The allocation criteria need to guarantee that those patients with the highest chance of therapeutic success will retain access to intensive care, the guidelines say. They then set an age limit, though it’s not a hard and fast rule — the physical condition of the patient would factor into it — and came up with the age of 70. Patients over 70 could be unlikely to pass selection when the demand for ICU beds is too high. Hospitals would center their treatment on those patients who would live longest. This may sound cruel, but the alternative, the document argues, is no better.
In American hospitals that become stressed, similar rules or guidelines will likely apply. If there is a 25-year-old cancer patient and a 60-year-old in good health, the hospital might choose the 60-year-old, said Arthur Caplan, professor of bioethics at the Grossman School of Medicine at New York University.
“So it’s not just age, but age usually correlates with the likelihood of benefit.” said Caplan.
Researchers at Harvard and Boston Children’s Hospital, in an article in the New England Journal of Medicine, wrote that “the angst that clinicians experience when asked to withdraw ventilators for reasons not related to the welfare of their patients, should not be underestimated — it may lead to debilitating and disabling distress for some clinicians.” They suggest a committee make the decision.
Who is going to tell the family?
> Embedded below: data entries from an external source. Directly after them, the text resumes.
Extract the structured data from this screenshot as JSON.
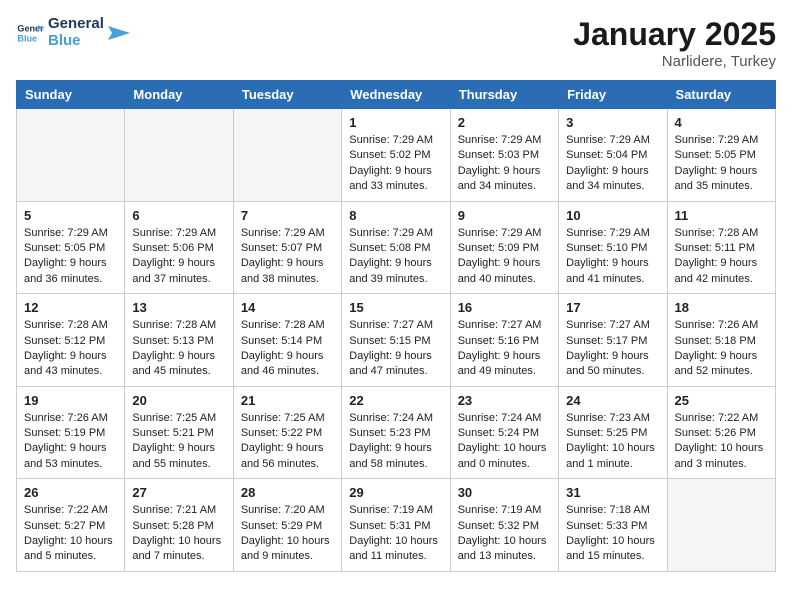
{
  "header": {
    "logo_general": "General",
    "logo_blue": "Blue",
    "month": "January 2025",
    "location": "Narlidere, Turkey"
  },
  "days_of_week": [
    "Sunday",
    "Monday",
    "Tuesday",
    "Wednesday",
    "Thursday",
    "Friday",
    "Saturday"
  ],
  "weeks": [
    [
      {
        "day": "",
        "empty": true
      },
      {
        "day": "",
        "empty": true
      },
      {
        "day": "",
        "empty": true
      },
      {
        "day": "1",
        "sunrise": "7:29 AM",
        "sunset": "5:02 PM",
        "daylight": "9 hours and 33 minutes."
      },
      {
        "day": "2",
        "sunrise": "7:29 AM",
        "sunset": "5:03 PM",
        "daylight": "9 hours and 34 minutes."
      },
      {
        "day": "3",
        "sunrise": "7:29 AM",
        "sunset": "5:04 PM",
        "daylight": "9 hours and 34 minutes."
      },
      {
        "day": "4",
        "sunrise": "7:29 AM",
        "sunset": "5:05 PM",
        "daylight": "9 hours and 35 minutes."
      }
    ],
    [
      {
        "day": "5",
        "sunrise": "7:29 AM",
        "sunset": "5:05 PM",
        "daylight": "9 hours and 36 minutes."
      },
      {
        "day": "6",
        "sunrise": "7:29 AM",
        "sunset": "5:06 PM",
        "daylight": "9 hours and 37 minutes."
      },
      {
        "day": "7",
        "sunrise": "7:29 AM",
        "sunset": "5:07 PM",
        "daylight": "9 hours and 38 minutes."
      },
      {
        "day": "8",
        "sunrise": "7:29 AM",
        "sunset": "5:08 PM",
        "daylight": "9 hours and 39 minutes."
      },
      {
        "day": "9",
        "sunrise": "7:29 AM",
        "sunset": "5:09 PM",
        "daylight": "9 hours and 40 minutes."
      },
      {
        "day": "10",
        "sunrise": "7:29 AM",
        "sunset": "5:10 PM",
        "daylight": "9 hours and 41 minutes."
      },
      {
        "day": "11",
        "sunrise": "7:28 AM",
        "sunset": "5:11 PM",
        "daylight": "9 hours and 42 minutes."
      }
    ],
    [
      {
        "day": "12",
        "sunrise": "7:28 AM",
        "sunset": "5:12 PM",
        "daylight": "9 hours and 43 minutes."
      },
      {
        "day": "13",
        "sunrise": "7:28 AM",
        "sunset": "5:13 PM",
        "daylight": "9 hours and 45 minutes."
      },
      {
        "day": "14",
        "sunrise": "7:28 AM",
        "sunset": "5:14 PM",
        "daylight": "9 hours and 46 minutes."
      },
      {
        "day": "15",
        "sunrise": "7:27 AM",
        "sunset": "5:15 PM",
        "daylight": "9 hours and 47 minutes."
      },
      {
        "day": "16",
        "sunrise": "7:27 AM",
        "sunset": "5:16 PM",
        "daylight": "9 hours and 49 minutes."
      },
      {
        "day": "17",
        "sunrise": "7:27 AM",
        "sunset": "5:17 PM",
        "daylight": "9 hours and 50 minutes."
      },
      {
        "day": "18",
        "sunrise": "7:26 AM",
        "sunset": "5:18 PM",
        "daylight": "9 hours and 52 minutes."
      }
    ],
    [
      {
        "day": "19",
        "sunrise": "7:26 AM",
        "sunset": "5:19 PM",
        "daylight": "9 hours and 53 minutes."
      },
      {
        "day": "20",
        "sunrise": "7:25 AM",
        "sunset": "5:21 PM",
        "daylight": "9 hours and 55 minutes."
      },
      {
        "day": "21",
        "sunrise": "7:25 AM",
        "sunset": "5:22 PM",
        "daylight": "9 hours and 56 minutes."
      },
      {
        "day": "22",
        "sunrise": "7:24 AM",
        "sunset": "5:23 PM",
        "daylight": "9 hours and 58 minutes."
      },
      {
        "day": "23",
        "sunrise": "7:24 AM",
        "sunset": "5:24 PM",
        "daylight": "10 hours and 0 minutes."
      },
      {
        "day": "24",
        "sunrise": "7:23 AM",
        "sunset": "5:25 PM",
        "daylight": "10 hours and 1 minute."
      },
      {
        "day": "25",
        "sunrise": "7:22 AM",
        "sunset": "5:26 PM",
        "daylight": "10 hours and 3 minutes."
      }
    ],
    [
      {
        "day": "26",
        "sunrise": "7:22 AM",
        "sunset": "5:27 PM",
        "daylight": "10 hours and 5 minutes."
      },
      {
        "day": "27",
        "sunrise": "7:21 AM",
        "sunset": "5:28 PM",
        "daylight": "10 hours and 7 minutes."
      },
      {
        "day": "28",
        "sunrise": "7:20 AM",
        "sunset": "5:29 PM",
        "daylight": "10 hours and 9 minutes."
      },
      {
        "day": "29",
        "sunrise": "7:19 AM",
        "sunset": "5:31 PM",
        "daylight": "10 hours and 11 minutes."
      },
      {
        "day": "30",
        "sunrise": "7:19 AM",
        "sunset": "5:32 PM",
        "daylight": "10 hours and 13 minutes."
      },
      {
        "day": "31",
        "sunrise": "7:18 AM",
        "sunset": "5:33 PM",
        "daylight": "10 hours and 15 minutes."
      },
      {
        "day": "",
        "empty": true
      }
    ]
  ]
}
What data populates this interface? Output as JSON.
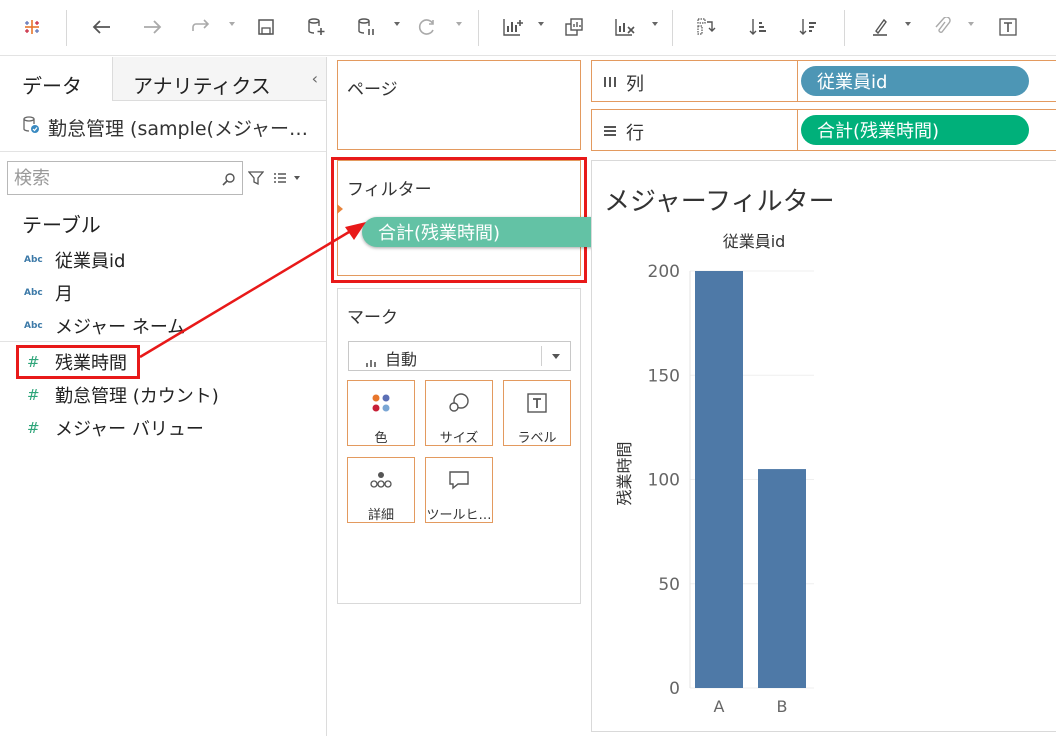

The Italian guidelines suggest that be done by volunteers or members of a triage committee and not the attending physician.
These kinds of rationing approaches have rarely been seen in the U.S. since 1918 when a flu pandemic killed about 50 million people around the world.
Yet as COVID-19 cases continue to soar, American hospitals are staring in the face of impending shortages of equipment and personnel. American doctors will likely face the same agonizing choices that have been necessary in other countries facing the pandemic.
“We’ve been doing a lot of educational webinars with residents, medical students, staff, ICU directors,” said Caplan. “I’m not sure it’s going on everywhere around the country. I know many hospitals are scrambling to put together policies and committees. I think we’re a little ahead of the game at NYU, partly because we’re a hospital of last resort.
“I don’t think any hospital is fully prepared. I think planning was just inadequate.”
Spain is now catching up to Italy with cases. “And so,” Cereda said, “are we.”
This article originally appeared on Inside Science.